▸ Input data
%%

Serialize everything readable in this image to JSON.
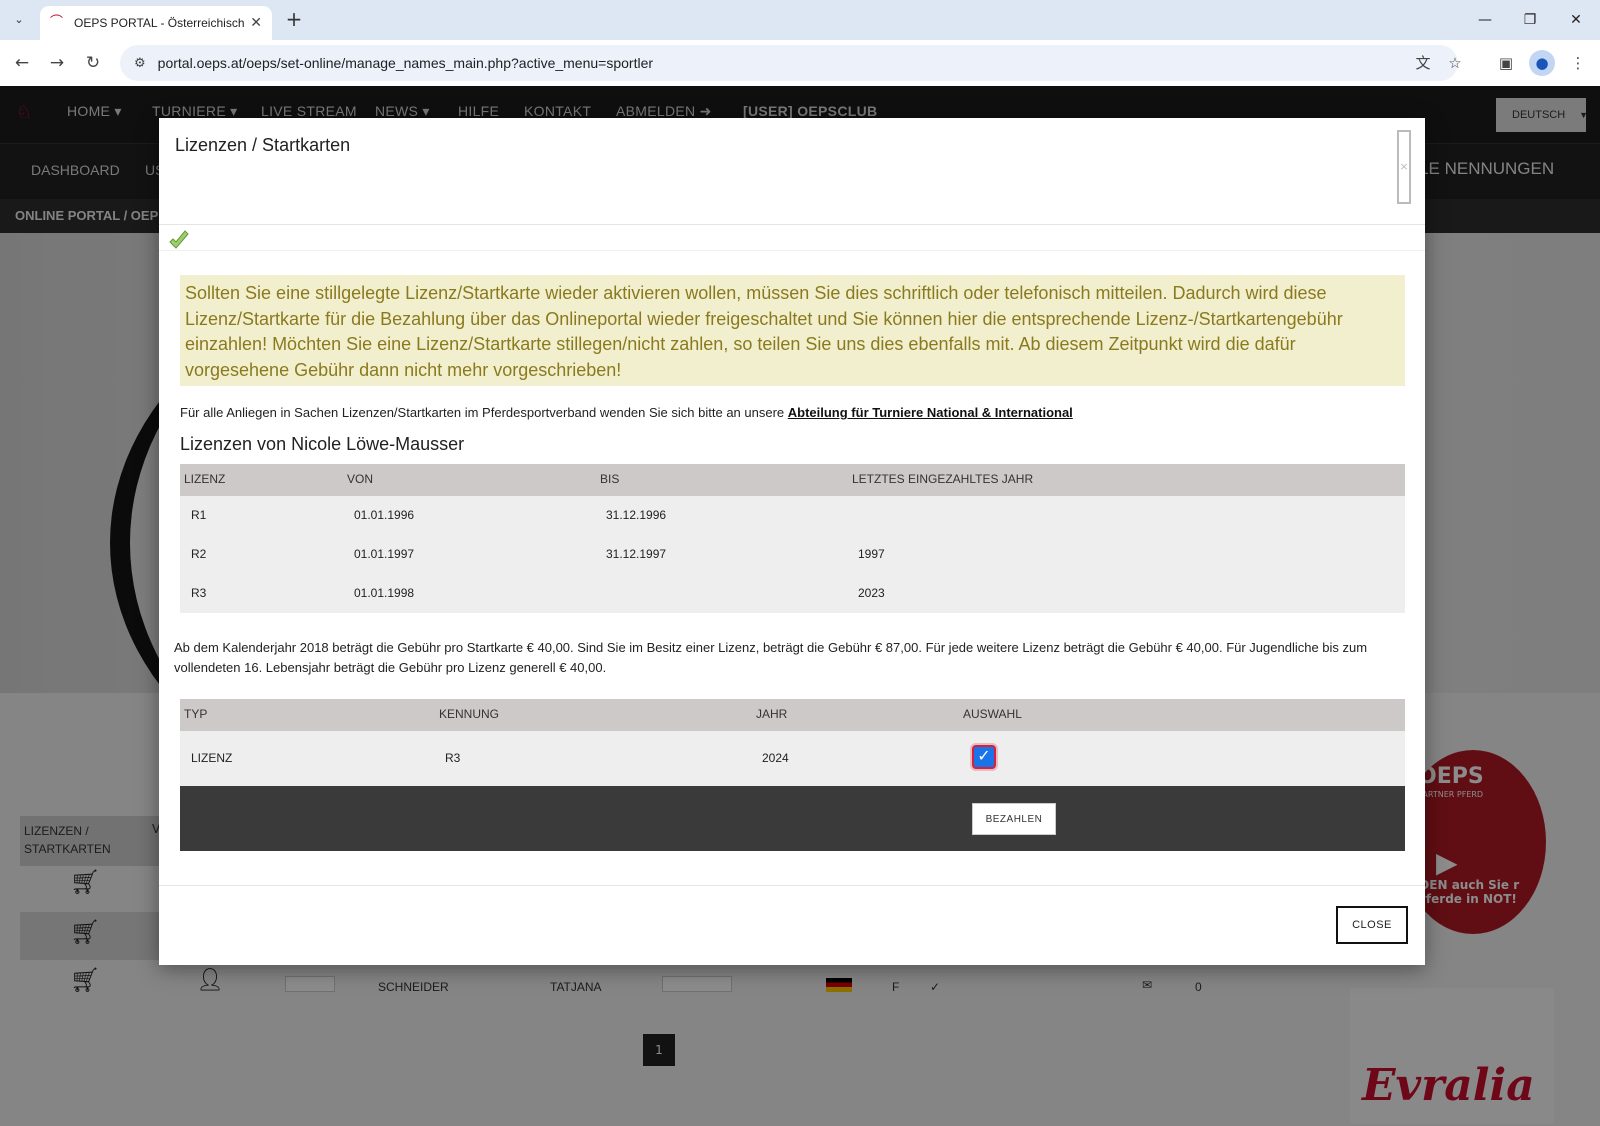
{
  "browser": {
    "tab_title": "OEPS PORTAL - Österreichische",
    "url": "portal.oeps.at/oeps/set-online/manage_names_main.php?active_menu=sportler"
  },
  "site": {
    "nav": [
      "HOME ▾",
      "TURNIERE ▾",
      "LIVE STREAM",
      "NEWS ▾",
      "HILFE",
      "KONTAKT",
      "ABMELDEN ➜",
      "[USER] OEPSCLUB"
    ],
    "language": "DEUTSCH",
    "subnav_left": "DASHBOARD",
    "subnav_left2": "US",
    "subnav_right": "UELLE NENNUNGEN",
    "breadcrumb": "ONLINE PORTAL /  OEP",
    "sidebox": "LIZENZEN / STARTKARTEN",
    "sidebox_extra": "V",
    "bottom_row": {
      "lastname": "SCHNEIDER",
      "firstname": "TATJANA",
      "gender": "F",
      "check": "✓",
      "count": "0"
    },
    "page_number": "1",
    "ad_circle_brand": "OEPS",
    "ad_circle_sub": "R PARTNER PFERD",
    "ad_circle_text": "IDEN auch Sie r Pferde in NOT!",
    "ad_logo_text": "Evralia"
  },
  "modal": {
    "title": "Lizenzen / Startkarten",
    "notice": "Sollten Sie eine stillgelegte Lizenz/Startkarte wieder aktivieren wollen, müssen Sie dies schriftlich oder telefonisch mitteilen. Dadurch wird diese Lizenz/Startkarte für die Bezahlung über das Onlineportal wieder freigeschaltet und Sie können hier die entsprechende Lizenz-/Startkartengebühr einzahlen! Möchten Sie eine Lizenz/Startkarte stillegen/nicht zahlen, so teilen Sie uns dies ebenfalls mit. Ab diesem Zeitpunkt wird die dafür vorgesehene Gebühr dann nicht mehr vorgeschrieben!",
    "contact_prefix": "Für alle Anliegen in Sachen Lizenzen/Startkarten im Pferdesportverband wenden Sie sich bitte an unsere ",
    "contact_link": "Abteilung für Turniere National & International",
    "licenses_heading": "Lizenzen von Nicole Löwe-Mausser",
    "license_table": {
      "headers": [
        "LIZENZ",
        "VON",
        "BIS",
        "LETZTES EINGEZAHLTES JAHR"
      ],
      "rows": [
        [
          "R1",
          "01.01.1996",
          "31.12.1996",
          ""
        ],
        [
          "R2",
          "01.01.1997",
          "31.12.1997",
          "1997"
        ],
        [
          "R3",
          "01.01.1998",
          "",
          "2023"
        ]
      ]
    },
    "fee_text": "Ab dem Kalenderjahr 2018 beträgt die Gebühr pro Startkarte € 40,00. Sind Sie im Besitz einer Lizenz, beträgt die Gebühr € 87,00. Für jede weitere Lizenz beträgt die Gebühr € 40,00. Für Jugendliche bis zum vollendeten 16. Lebensjahr beträgt die Gebühr pro Lizenz generell € 40,00.",
    "payment_table": {
      "headers": [
        "TYP",
        "KENNUNG",
        "JAHR",
        "AUSWAHL"
      ],
      "rows": [
        [
          "LIZENZ",
          "R3",
          "2024",
          "✓"
        ]
      ]
    },
    "pay_button": "BEZAHLEN",
    "close_button": "CLOSE"
  }
}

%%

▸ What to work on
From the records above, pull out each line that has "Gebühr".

▸ Solution to the exercise
    "notice": "Sollten Sie eine stillgelegte Lizenz/Startkarte wieder aktivieren wollen, müssen Sie dies schriftlich oder telefonisch mitteilen. Dadurch wird diese Lizenz/Startkarte für die Bezahlung über das Onlineportal wieder freigeschaltet und Sie können hier die entsprechende Lizenz-/Startkartengebühr einzahlen! Möchten Sie eine Lizenz/Startkarte stillegen/nicht zahlen, so teilen Sie uns dies ebenfalls mit. Ab diesem Zeitpunkt wird die dafür vorgesehene Gebühr dann nicht mehr vorgeschrieben!",
    "fee_text": "Ab dem Kalenderjahr 2018 beträgt die Gebühr pro Startkarte € 40,00. Sind Sie im Besitz einer Lizenz, beträgt die Gebühr € 87,00. Für jede weitere Lizenz beträgt die Gebühr € 40,00. Für Jugendliche bis zum vollendeten 16. Lebensjahr beträgt die Gebühr pro Lizenz generell € 40,00.",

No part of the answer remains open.